You know it’s gotten bad when the president is required to do damage control for his lawyer, but that’s exactly what happened Thursday morning, when Donald Trump took to Twitter to explain himself, after Rudolph Giuliani admitted on Fox
News that Trump repaid $130,000 in hush money to Stormy Daniels.
In suspiciously non-capitalized prose, Trump (or his ghost-tweeter) basically confirmed the story and said it was no biggie.
But Giuliani’s other admission – delivered during his interview with Sean Hannity on Wednesday night – may be more important and damning.
Giuliani conceded in an offhand way that Trump fired FBI Director James Comey because Comey failed to do Trump’s bidding and publicly declare that Trump was not under investigation.
Here’s what Giuliani said:
“He fired Comey because Comey would not, among other things, say that he wasn’t a target of the investigation,” Giuliani said.
“He’s entitled to that. Hillary Clinton got that, and he couldn’t get that. So he fired him, and he said, ‘I’m free of this guy.’”
In saying this, Giuliani appears to have thought that he was exonerating Trump.
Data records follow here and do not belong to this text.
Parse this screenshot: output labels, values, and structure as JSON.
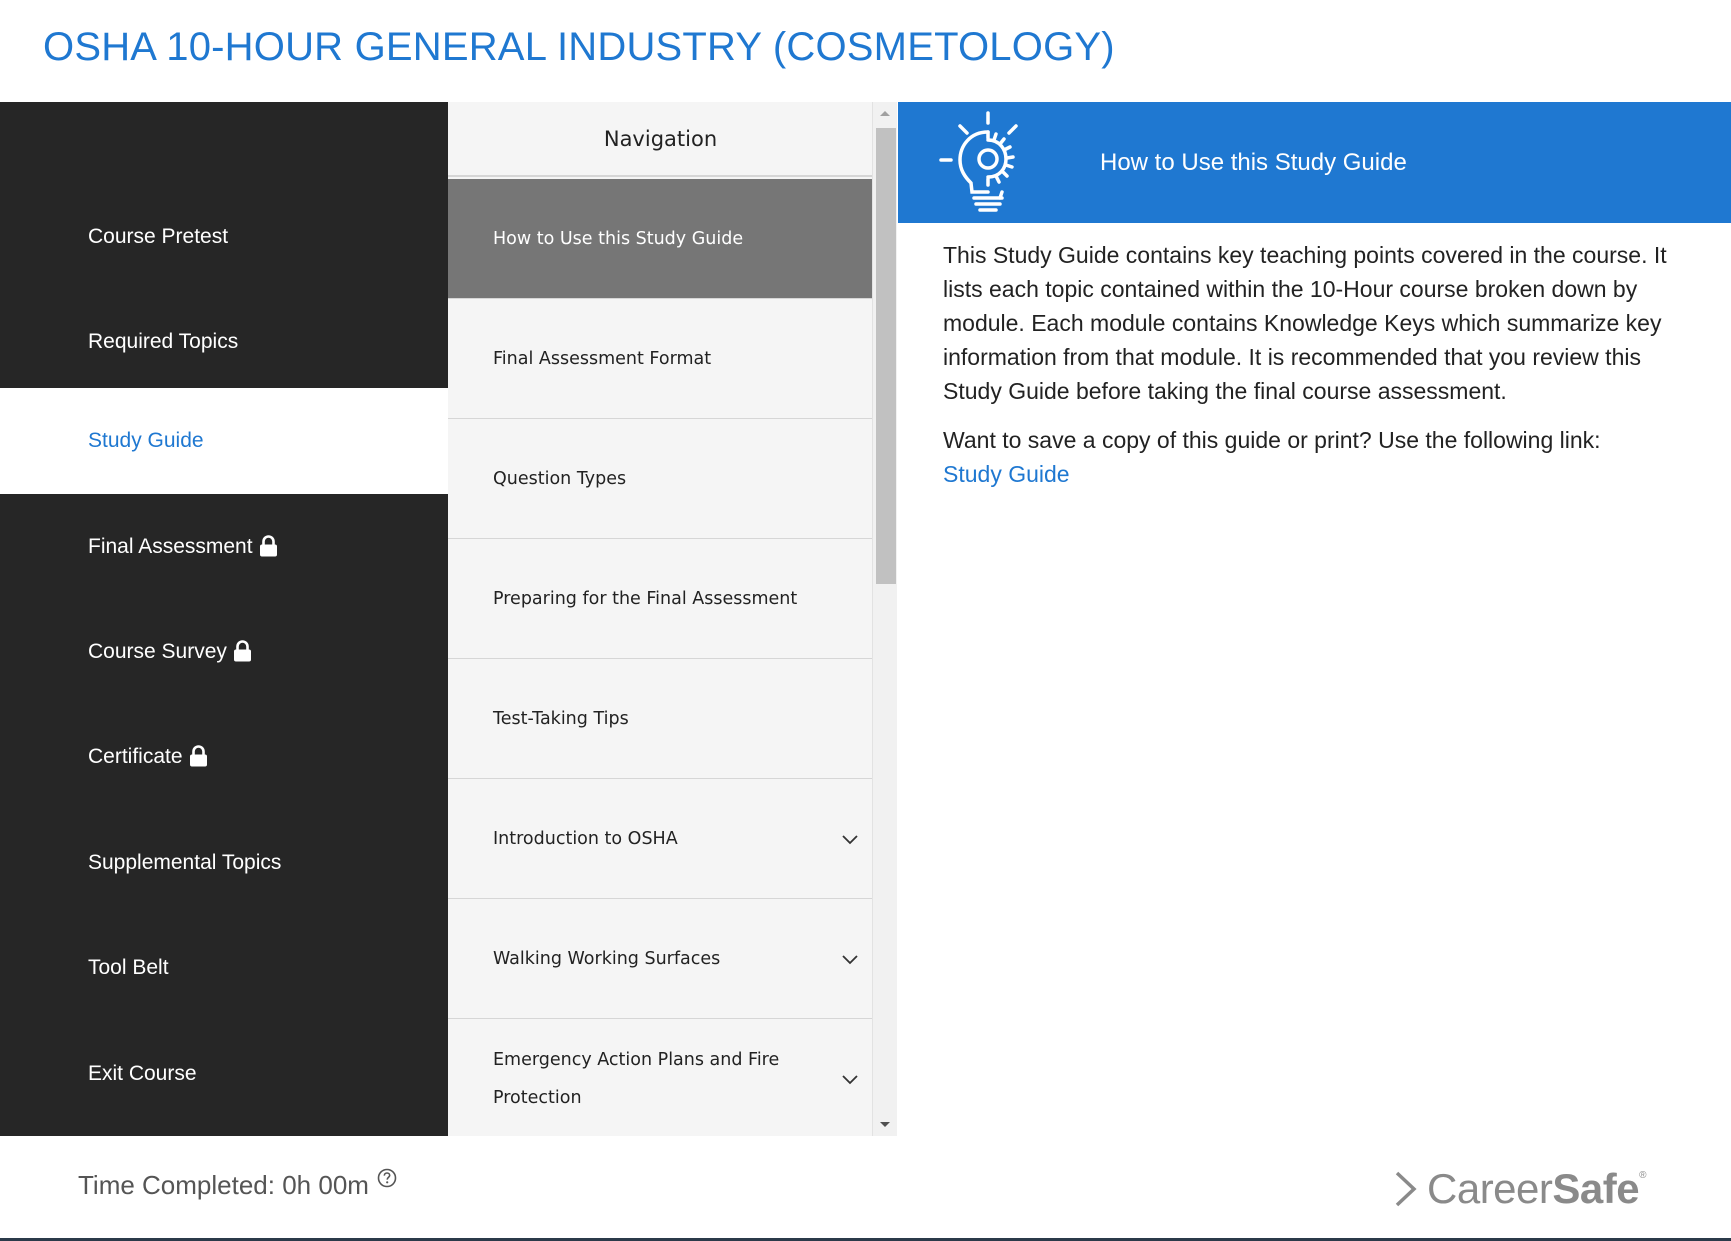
{
  "header": {
    "course_title": "OSHA 10-HOUR GENERAL INDUSTRY (COSMETOLOGY)"
  },
  "sidebar": {
    "items": [
      {
        "label": "Course Pretest",
        "locked": false,
        "active": false
      },
      {
        "label": "Required Topics",
        "locked": false,
        "active": false
      },
      {
        "label": "Study Guide",
        "locked": false,
        "active": true
      },
      {
        "label": "Final Assessment",
        "locked": true,
        "active": false
      },
      {
        "label": "Course Survey",
        "locked": true,
        "active": false
      },
      {
        "label": "Certificate",
        "locked": true,
        "active": false
      },
      {
        "label": "Supplemental Topics",
        "locked": false,
        "active": false
      },
      {
        "label": "Tool Belt",
        "locked": false,
        "active": false
      },
      {
        "label": "Exit Course",
        "locked": false,
        "active": false
      }
    ]
  },
  "navigation": {
    "title": "Navigation",
    "items": [
      {
        "label": "How to Use this Study Guide",
        "expandable": false,
        "active": true
      },
      {
        "label": "Final Assessment Format",
        "expandable": false,
        "active": false
      },
      {
        "label": "Question Types",
        "expandable": false,
        "active": false
      },
      {
        "label": "Preparing for the Final Assessment",
        "expandable": false,
        "active": false
      },
      {
        "label": "Test-Taking Tips",
        "expandable": false,
        "active": false
      },
      {
        "label": "Introduction to OSHA",
        "expandable": true,
        "active": false
      },
      {
        "label": "Walking Working Surfaces",
        "expandable": true,
        "active": false
      },
      {
        "label": "Emergency Action Plans and Fire Protection",
        "expandable": true,
        "active": false
      }
    ]
  },
  "content": {
    "icon": "lightbulb-gear-icon",
    "title": "How to Use this Study Guide",
    "paragraph1": "This Study Guide contains key teaching points covered in the course. It lists each topic contained within the 10-Hour course broken down by module. Each module contains Knowledge Keys which summarize key information from that module. It is recommended that you review this Study Guide before taking the final course assessment.",
    "paragraph2": "Want to save a copy of this guide or print? Use the following link:",
    "link_label": "Study Guide"
  },
  "footer": {
    "time_completed": "Time Completed: 0h 00m",
    "brand_career": "Career",
    "brand_safe": "Safe",
    "brand_reg": "®"
  },
  "colors": {
    "accent": "#1f78d1",
    "sidebar_bg": "#262626",
    "nav_active_bg": "#767676"
  }
}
Giuliani was saying Trump didn’t fire Comey to obstruct the investigation into Trump campaign collusion with Russian sabotage of our election, but rather because Comey didn’t publicly clear him, which Giuliani believes
Trump was “entitled to.” But this undercuts the leading public rationale that Trump offered for firing Comey.
The White House has cited Comey’s handling of the Hillary Clinton email investigation as the fake pretext for the firing.
But now Trump’s own lawyer has confirmed on national television that the rationale was directly related to the Russia investigation.
“It seems that Giuliani is trying to suggest that Trump did not obstruct justice when he fired Comey,” Barbara McQuade, a former prosecutor and current law professor at the University of Michigan, told me.
“But in fact he may just be building the case against him. Even demanding that Comey make a public statement that Trump is not under investigation would itself potentially be obstruction of justice.”
McQuade added that insisting on such a public statement constitutes “interfering in the investigation.”
Here’s a key bit of context showing why Giuliani’s admission could be important:
Remember that Trump himself reportedly made this same demand of Comey – and that special counsel Robert Mueller III appears to be examining that demand as part of his effort to determine whether Trump obstructed justice.
After Comey publicly confirmed the existence of the probe in March of 2017, Trump told Comey in a March 30 phone call that he wanted Comey to confirm he was not personally under investigation, to publicly “lift the cloud” that the probe had cast over his presidency, according to Comey’s memos.
Comey detailed in the memos that he didn’t want to do this, because the status of the probe could change (as it ultimately did), and he wanted to avoid having to publicly confirm such a change later.
Comey took this exchange seriously enough to report it to his superiors at the Justice Department.
What’s more, we know that a short time later, Trump personally asked two other top intelligence officials to publicly confirm what Comey would not.
As The Washington Post reported, they both refused the request, which they deemed “inappropriate.” Trump subsequently went further, prodding them to directly intervene with Comey to curtail the investigation, which they also refused to do.
We also know that Mueller is looking at all of this conduct.
To establish obstruction, Mueller needs to show that in trying to hamstring or derail the probe, Trump acted with “corrupt intent,” say, to protect himself and his top officials from scrutiny.
The leaked questions from Mueller show that he wants to ask Trump about that very same March 30 call with Comey in which he seems to have demanded that Comey publicly exonerate him.
Mueller wants to probe Trump’s state of mind about all of this, including whether Comey’s public confirmation of the investigation – which angered Trump – helped precipitate Comey’s firing.
Giuliani has now publicly confirmed that all that did indeed figure into Trump’s rationale.
And Mueller’s team may take an interest in this, McQuade told me: “This will cause them to review what they’ve done already and will inform their questions going forward.”
To be clear, it still remains very unlikely that Mueller will try to indict Trump for obstruction of justice.
But Mueller is expected to produce a report on the obstruction question, and his findings on it may be made public in some form.
Whether or not Trump can be held criminally liable for obstruction, Mueller may end up documenting a pattern of very serious misconduct, which could shed new light on just how far Trump went to shield himself and his cronies from accountability, something that could have serious implications for our politics and for our efforts to restore the integrity of the rule of law amid Trump’s nonstop degradation of it.
Giuliani has inadvertently lent more salience to this whole line of inquiry.
Greg Sargent writes The Plum Line blog, a reported opinion blog with a liberal perspective.